WORK INSTRUCTION:
Could you copy the lines below exactly, leaving none out?

■ ■ ■ ■ ■ ■ ■

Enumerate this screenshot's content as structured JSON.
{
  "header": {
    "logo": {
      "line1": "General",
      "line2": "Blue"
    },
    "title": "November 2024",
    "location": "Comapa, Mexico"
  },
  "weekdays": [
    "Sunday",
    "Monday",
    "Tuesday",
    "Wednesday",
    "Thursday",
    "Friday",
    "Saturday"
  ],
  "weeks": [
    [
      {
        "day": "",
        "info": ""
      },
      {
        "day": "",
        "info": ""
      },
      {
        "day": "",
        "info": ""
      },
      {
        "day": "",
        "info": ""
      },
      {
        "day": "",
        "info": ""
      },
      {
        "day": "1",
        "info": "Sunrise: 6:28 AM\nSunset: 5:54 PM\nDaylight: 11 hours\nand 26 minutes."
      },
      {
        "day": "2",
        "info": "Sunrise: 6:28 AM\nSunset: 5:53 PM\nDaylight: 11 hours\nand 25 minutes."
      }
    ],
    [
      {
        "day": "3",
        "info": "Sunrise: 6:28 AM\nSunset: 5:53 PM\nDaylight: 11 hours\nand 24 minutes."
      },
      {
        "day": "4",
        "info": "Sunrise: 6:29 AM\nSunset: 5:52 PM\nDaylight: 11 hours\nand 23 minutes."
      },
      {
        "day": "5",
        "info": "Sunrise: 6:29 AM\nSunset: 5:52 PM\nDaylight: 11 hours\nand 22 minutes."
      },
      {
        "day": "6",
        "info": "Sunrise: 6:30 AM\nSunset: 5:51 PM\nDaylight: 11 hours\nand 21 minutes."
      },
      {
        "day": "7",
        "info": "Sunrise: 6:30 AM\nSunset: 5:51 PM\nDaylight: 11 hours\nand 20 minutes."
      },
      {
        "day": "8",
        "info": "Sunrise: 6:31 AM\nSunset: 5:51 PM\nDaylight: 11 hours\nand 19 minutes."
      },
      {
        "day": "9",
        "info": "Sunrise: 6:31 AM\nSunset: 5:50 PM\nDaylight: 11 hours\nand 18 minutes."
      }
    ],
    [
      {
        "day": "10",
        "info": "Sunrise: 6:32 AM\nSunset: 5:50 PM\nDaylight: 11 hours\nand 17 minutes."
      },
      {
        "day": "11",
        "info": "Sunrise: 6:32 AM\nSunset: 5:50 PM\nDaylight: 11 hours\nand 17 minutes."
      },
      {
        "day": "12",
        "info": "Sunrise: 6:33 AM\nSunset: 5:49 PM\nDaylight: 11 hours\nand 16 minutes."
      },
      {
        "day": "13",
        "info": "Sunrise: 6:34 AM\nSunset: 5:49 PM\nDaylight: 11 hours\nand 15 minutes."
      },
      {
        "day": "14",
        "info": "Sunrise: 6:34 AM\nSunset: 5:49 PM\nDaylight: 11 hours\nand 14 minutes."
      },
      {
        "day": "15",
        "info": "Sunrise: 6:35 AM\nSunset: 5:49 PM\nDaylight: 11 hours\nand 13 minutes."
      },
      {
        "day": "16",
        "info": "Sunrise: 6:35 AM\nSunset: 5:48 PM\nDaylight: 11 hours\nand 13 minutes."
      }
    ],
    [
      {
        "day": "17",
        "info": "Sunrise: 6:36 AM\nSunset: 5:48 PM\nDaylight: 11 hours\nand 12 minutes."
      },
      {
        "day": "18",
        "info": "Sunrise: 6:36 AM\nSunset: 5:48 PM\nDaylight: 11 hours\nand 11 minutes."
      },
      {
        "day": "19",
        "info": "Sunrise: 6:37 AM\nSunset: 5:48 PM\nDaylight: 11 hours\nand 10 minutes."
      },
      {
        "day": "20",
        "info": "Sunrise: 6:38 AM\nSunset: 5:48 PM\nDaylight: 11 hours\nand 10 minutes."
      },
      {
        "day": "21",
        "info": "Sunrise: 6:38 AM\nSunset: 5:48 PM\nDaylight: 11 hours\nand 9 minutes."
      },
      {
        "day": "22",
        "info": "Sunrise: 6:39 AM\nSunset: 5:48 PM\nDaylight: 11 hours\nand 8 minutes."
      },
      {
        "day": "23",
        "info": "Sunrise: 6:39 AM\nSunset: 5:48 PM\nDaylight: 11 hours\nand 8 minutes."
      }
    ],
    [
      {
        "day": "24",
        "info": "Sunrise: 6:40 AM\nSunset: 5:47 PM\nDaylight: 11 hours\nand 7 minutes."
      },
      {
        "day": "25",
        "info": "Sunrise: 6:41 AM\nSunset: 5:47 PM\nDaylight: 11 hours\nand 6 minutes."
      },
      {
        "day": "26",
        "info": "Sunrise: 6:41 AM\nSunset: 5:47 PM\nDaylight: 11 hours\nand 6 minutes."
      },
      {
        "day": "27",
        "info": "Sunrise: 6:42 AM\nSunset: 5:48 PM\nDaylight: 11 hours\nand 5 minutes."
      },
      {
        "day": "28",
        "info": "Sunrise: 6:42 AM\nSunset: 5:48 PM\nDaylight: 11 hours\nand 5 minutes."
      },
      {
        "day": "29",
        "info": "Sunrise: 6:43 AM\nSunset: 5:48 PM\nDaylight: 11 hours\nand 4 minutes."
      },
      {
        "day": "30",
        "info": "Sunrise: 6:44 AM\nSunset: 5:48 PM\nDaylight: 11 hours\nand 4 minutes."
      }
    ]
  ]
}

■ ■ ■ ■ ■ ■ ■

RESULT BELOW:
Enumerate this screenshot's content as structured JSON.
{
  "header": {
    "logo": {
      "line1": "General",
      "line2": "Blue"
    },
    "title": "November 2024",
    "location": "Comapa, Mexico"
  },
  "weekdays": [
    "Sunday",
    "Monday",
    "Tuesday",
    "Wednesday",
    "Thursday",
    "Friday",
    "Saturday"
  ],
  "weeks": [
    [
      {
        "day": "",
        "info": ""
      },
      {
        "day": "",
        "info": ""
      },
      {
        "day": "",
        "info": ""
      },
      {
        "day": "",
        "info": ""
      },
      {
        "day": "",
        "info": ""
      },
      {
        "day": "1",
        "info": "Sunrise: 6:28 AM\nSunset: 5:54 PM\nDaylight: 11 hours\nand 26 minutes."
      },
      {
        "day": "2",
        "info": "Sunrise: 6:28 AM\nSunset: 5:53 PM\nDaylight: 11 hours\nand 25 minutes."
      }
    ],
    [
      {
        "day": "3",
        "info": "Sunrise: 6:28 AM\nSunset: 5:53 PM\nDaylight: 11 hours\nand 24 minutes."
      },
      {
        "day": "4",
        "info": "Sunrise: 6:29 AM\nSunset: 5:52 PM\nDaylight: 11 hours\nand 23 minutes."
      },
      {
        "day": "5",
        "info": "Sunrise: 6:29 AM\nSunset: 5:52 PM\nDaylight: 11 hours\nand 22 minutes."
      },
      {
        "day": "6",
        "info": "Sunrise: 6:30 AM\nSunset: 5:51 PM\nDaylight: 11 hours\nand 21 minutes."
      },
      {
        "day": "7",
        "info": "Sunrise: 6:30 AM\nSunset: 5:51 PM\nDaylight: 11 hours\nand 20 minutes."
      },
      {
        "day": "8",
        "info": "Sunrise: 6:31 AM\nSunset: 5:51 PM\nDaylight: 11 hours\nand 19 minutes."
      },
      {
        "day": "9",
        "info": "Sunrise: 6:31 AM\nSunset: 5:50 PM\nDaylight: 11 hours\nand 18 minutes."
      }
    ],
    [
      {
        "day": "10",
        "info": "Sunrise: 6:32 AM\nSunset: 5:50 PM\nDaylight: 11 hours\nand 17 minutes."
      },
      {
        "day": "11",
        "info": "Sunrise: 6:32 AM\nSunset: 5:50 PM\nDaylight: 11 hours\nand 17 minutes."
      },
      {
        "day": "12",
        "info": "Sunrise: 6:33 AM\nSunset: 5:49 PM\nDaylight: 11 hours\nand 16 minutes."
      },
      {
        "day": "13",
        "info": "Sunrise: 6:34 AM\nSunset: 5:49 PM\nDaylight: 11 hours\nand 15 minutes."
      },
      {
        "day": "14",
        "info": "Sunrise: 6:34 AM\nSunset: 5:49 PM\nDaylight: 11 hours\nand 14 minutes."
      },
      {
        "day": "15",
        "info": "Sunrise: 6:35 AM\nSunset: 5:49 PM\nDaylight: 11 hours\nand 13 minutes."
      },
      {
        "day": "16",
        "info": "Sunrise: 6:35 AM\nSunset: 5:48 PM\nDaylight: 11 hours\nand 13 minutes."
      }
    ],
    [
      {
        "day": "17",
        "info": "Sunrise: 6:36 AM\nSunset: 5:48 PM\nDaylight: 11 hours\nand 12 minutes."
      },
      {
        "day": "18",
        "info": "Sunrise: 6:36 AM\nSunset: 5:48 PM\nDaylight: 11 hours\nand 11 minutes."
      },
      {
        "day": "19",
        "info": "Sunrise: 6:37 AM\nSunset: 5:48 PM\nDaylight: 11 hours\nand 10 minutes."
      },
      {
        "day": "20",
        "info": "Sunrise: 6:38 AM\nSunset: 5:48 PM\nDaylight: 11 hours\nand 10 minutes."
      },
      {
        "day": "21",
        "info": "Sunrise: 6:38 AM\nSunset: 5:48 PM\nDaylight: 11 hours\nand 9 minutes."
      },
      {
        "day": "22",
        "info": "Sunrise: 6:39 AM\nSunset: 5:48 PM\nDaylight: 11 hours\nand 8 minutes."
      },
      {
        "day": "23",
        "info": "Sunrise: 6:39 AM\nSunset: 5:48 PM\nDaylight: 11 hours\nand 8 minutes."
      }
    ],
    [
      {
        "day": "24",
        "info": "Sunrise: 6:40 AM\nSunset: 5:47 PM\nDaylight: 11 hours\nand 7 minutes."
      },
      {
        "day": "25",
        "info": "Sunrise: 6:41 AM\nSunset: 5:47 PM\nDaylight: 11 hours\nand 6 minutes."
      },
      {
        "day": "26",
        "info": "Sunrise: 6:41 AM\nSunset: 5:47 PM\nDaylight: 11 hours\nand 6 minutes."
      },
      {
        "day": "27",
        "info": "Sunrise: 6:42 AM\nSunset: 5:48 PM\nDaylight: 11 hours\nand 5 minutes."
      },
      {
        "day": "28",
        "info": "Sunrise: 6:42 AM\nSunset: 5:48 PM\nDaylight: 11 hours\nand 5 minutes."
      },
      {
        "day": "29",
        "info": "Sunrise: 6:43 AM\nSunset: 5:48 PM\nDaylight: 11 hours\nand 4 minutes."
      },
      {
        "day": "30",
        "info": "Sunrise: 6:44 AM\nSunset: 5:48 PM\nDaylight: 11 hours\nand 4 minutes."
      }
    ]
  ]
}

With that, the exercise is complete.